This is the power of ideology. Magda Goebbels had embraced a horrific world view that made her believe that murdering her children was a noble act.

Zakaria rejects the conventional explanations that terrorism is a consequence of economic deprivation, lack of education, or American foreign policy:

What this is about, as Tony Blair has argued, is fanaticism. Radical ideologies of hate and violence have often seduced disaffected young men searching for some great cause. Forty years ago they would have embraced Leninist revolutionary dogma, with Che Guevara as the bin Laden of his day. Today, for Muslims, it is a violent interpretation of Islamic fundamentalism. Born in the Middle East, it has spread like a virus across the Muslim world and into the Islamic diaspora in the West.

He might have added that the hatred and violence are a consequence of the feelings of inadequacy, inferiority, and jealousy joined to a dogmatic, intolerant religion that countenances extreme violence as a means of spreading its ersatz "gospel" and which demands that the religion be imposed upon the entire world.

Other than that the only quibble I have with Zakaria's essay is when he says this:

But Western countries can do more as well. We're fighting a military battle against a phenomenon that is largely nonmilitary. In a battle of ideas, no one bullet will win. We must present a positive vision for Muslim societies, be seen as a friendly and progressive force by them and thus strengthen the moderates and liberals.

The problem with this is that it is contradicted by what he has said earlier in his piece. The 9/11 and London bombers were educated and the latter lived their whole lives in England. They were not ignorant of England's progressive, tolerant society. They had every reason to believe that England is a haven for, not a threat to, Muslims. Yet they wished to destroy it.

I disagree with Zakaria that Western countries can do more. We went to war in the nineties to rescue Muslims from Christians in Serbia and al Qaida thanked us by bombing the U.S.S. Cole and the World Trade Towers. We have given billions to help Muslims around the world, most recently the victims of a devastating tsunami. Osama bin Laden demanded we get our troops out of Saudi Arabia and we did. Western nations have provided refuge, opportunities, and freedoms to Muslim immigrants unheard of in Muslim nations, but all these things make no difference.

Despite all that the West has done to help save Muslims from themselves in the last fifty years Islamic nations in the U.N. refuse even to condemn the suicide bombers because to do so is to repudiate people they see as heroes of the faith.

There really is nothing more that the West can do to appease Muslims, who are intoxicated with an inexplicable sense of their own moral and religious superiority, except convert to Islam and abandon Israel.
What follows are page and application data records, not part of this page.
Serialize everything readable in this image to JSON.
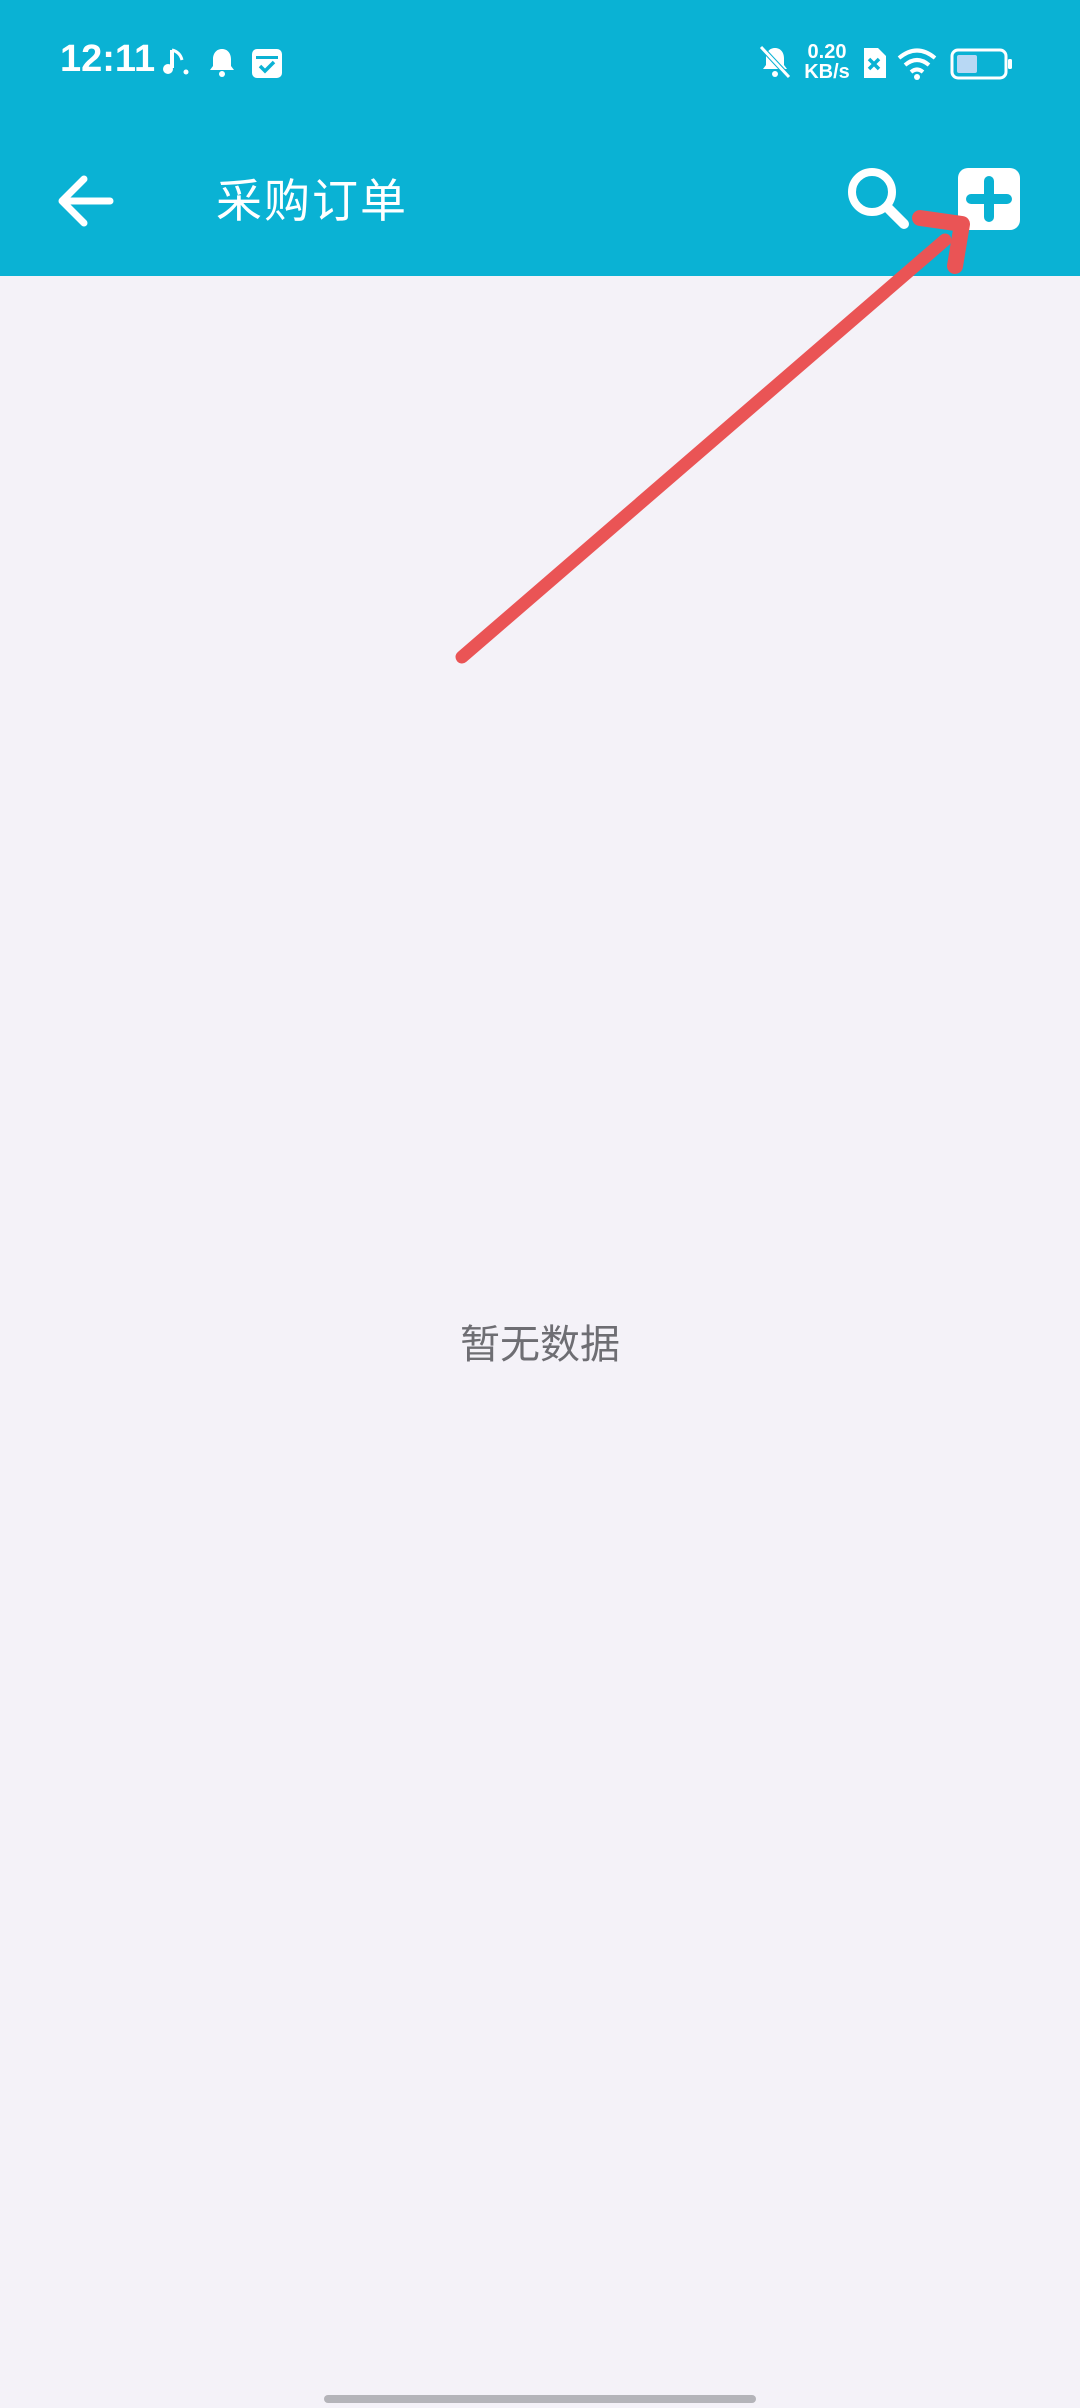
{
  "status_bar": {
    "time": "12:11",
    "net_speed_value": "0.20",
    "net_speed_unit": "KB/s",
    "icons": [
      "music-note-icon",
      "bell-icon",
      "calendar-check-icon",
      "bell-off-icon",
      "sim-off-icon",
      "wifi-icon",
      "battery-icon"
    ]
  },
  "app_bar": {
    "title": "采购订单",
    "back_icon": "back-arrow-icon",
    "search_icon": "search-icon",
    "add_icon": "add-icon"
  },
  "content": {
    "empty_text": "暂无数据"
  },
  "colors": {
    "header": "#0ab2d4",
    "background": "#f4f2f8",
    "annotation_arrow": "#ea5455",
    "empty_text": "#6e6e73"
  }
}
Only then would the jihad subside.

So Zakaria is incorrect in saying that there is more that the West can do. The West has done enough. The scalpel is in the Muslim's own hands, and it is they who must remove the suppurating corruption in their own flesh.

Otherwise, Zakaria's article is very good. Give it a read.